After the board's vote, BOE member Michael Strumolo announced that Christie, who has repeatedly denounced Seitz as a "poster boy for greed and arrogance,'' would visit the township Friday afternoon.
Strumolo, who has spoken out against the contract, but abstained from Wednesday night's vote, said he had invited Christie to Parsippany. Christie will come for a "town meeting'' style appearance at the Morris County Police and Fire Training Academy, according to Strumolo.
"I'm going to ask the governor, either personally or on the floor, 'Are you going to invoke executive privelege and freeze all these contracts?''' Strumolo told Patch Thursday morning, referring not only to Seitz's contract but to all recent school superintendent contracts that exceed Christie's cap proposal

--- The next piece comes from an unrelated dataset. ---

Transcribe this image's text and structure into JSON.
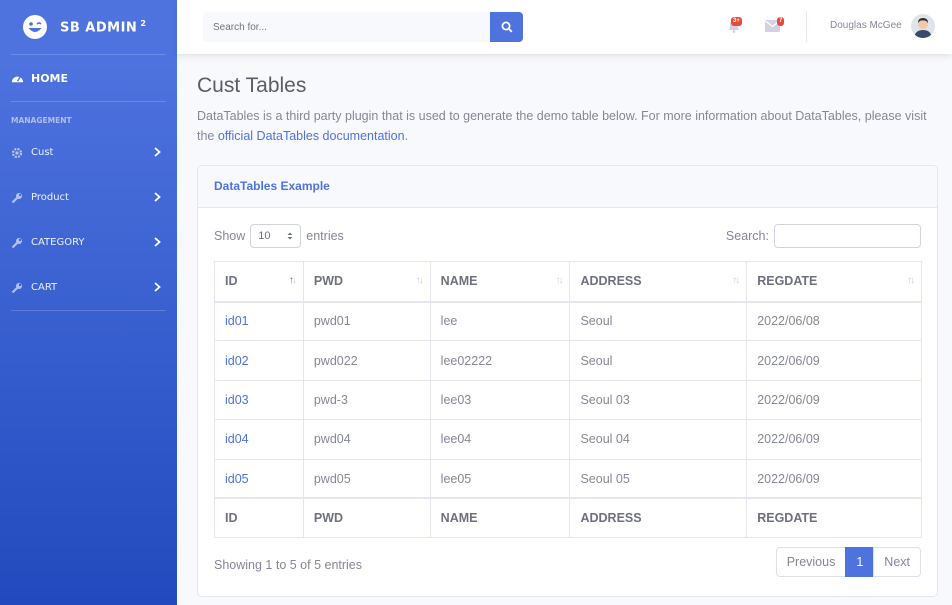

Calls to Christie's office to confirm the visit where not immediately returned Thursday morning.
Strumolo said the best course for the the board right now will be to wait and see what the state—and possibly Christie's—response will be. "We're asking all parties to sit still,'' he said.
Two members who voted to rescind the contract Wednesday night were Robert Crawford, another vocal critic of Seitz's salary hike, and Fran Orthwein, who initially voted to approve the contract, but expressed concern at last week's board meeting that the state could withold funding if Parsippany defies Serafino's directive. Last week, she voted to rescind the contract, along with board members Louis Valori, Strumolo and Crawford.
Valori also abstained from Wednesday night's vote. Like Orthwein, he initially voted to approve the contract, but voiced questions last week about the risk of losing state aid and the decision to spend money on a lawsuit.
The controversial contract would raise Seitz's salary from $212,000 to $216,000 this year and $234,000 by 2015. According to the board, Serafino initially approved the contract in an e-mail but didn't sign it.
Serafino claimed in a Nov. 22 letter to the board that the contract was not officially approved. Crawford read the letter aloud at Wednesday night's meeting.
Other board members have defended their decision, citing Seitz's achievements in the district, such as higher standardized test scores and a dramatic upgrade of the district's technology. They also cited the 7 percent cut in overall compensation he accepted under the contract, including a reduction in what he pays for health insurance.
Board member Andrew Choffo, who has recused himself from all contract votes because his wife works for the schools, pointed out that under Christie's proposal, Seitz could be entitled to a merit pay hike of up to 15 percent of $175,000 and another 5 percent increase because the district has two high schools.
Given that, he claimed, Seitz's present salary of $216,000 puts him only one percent over the cap.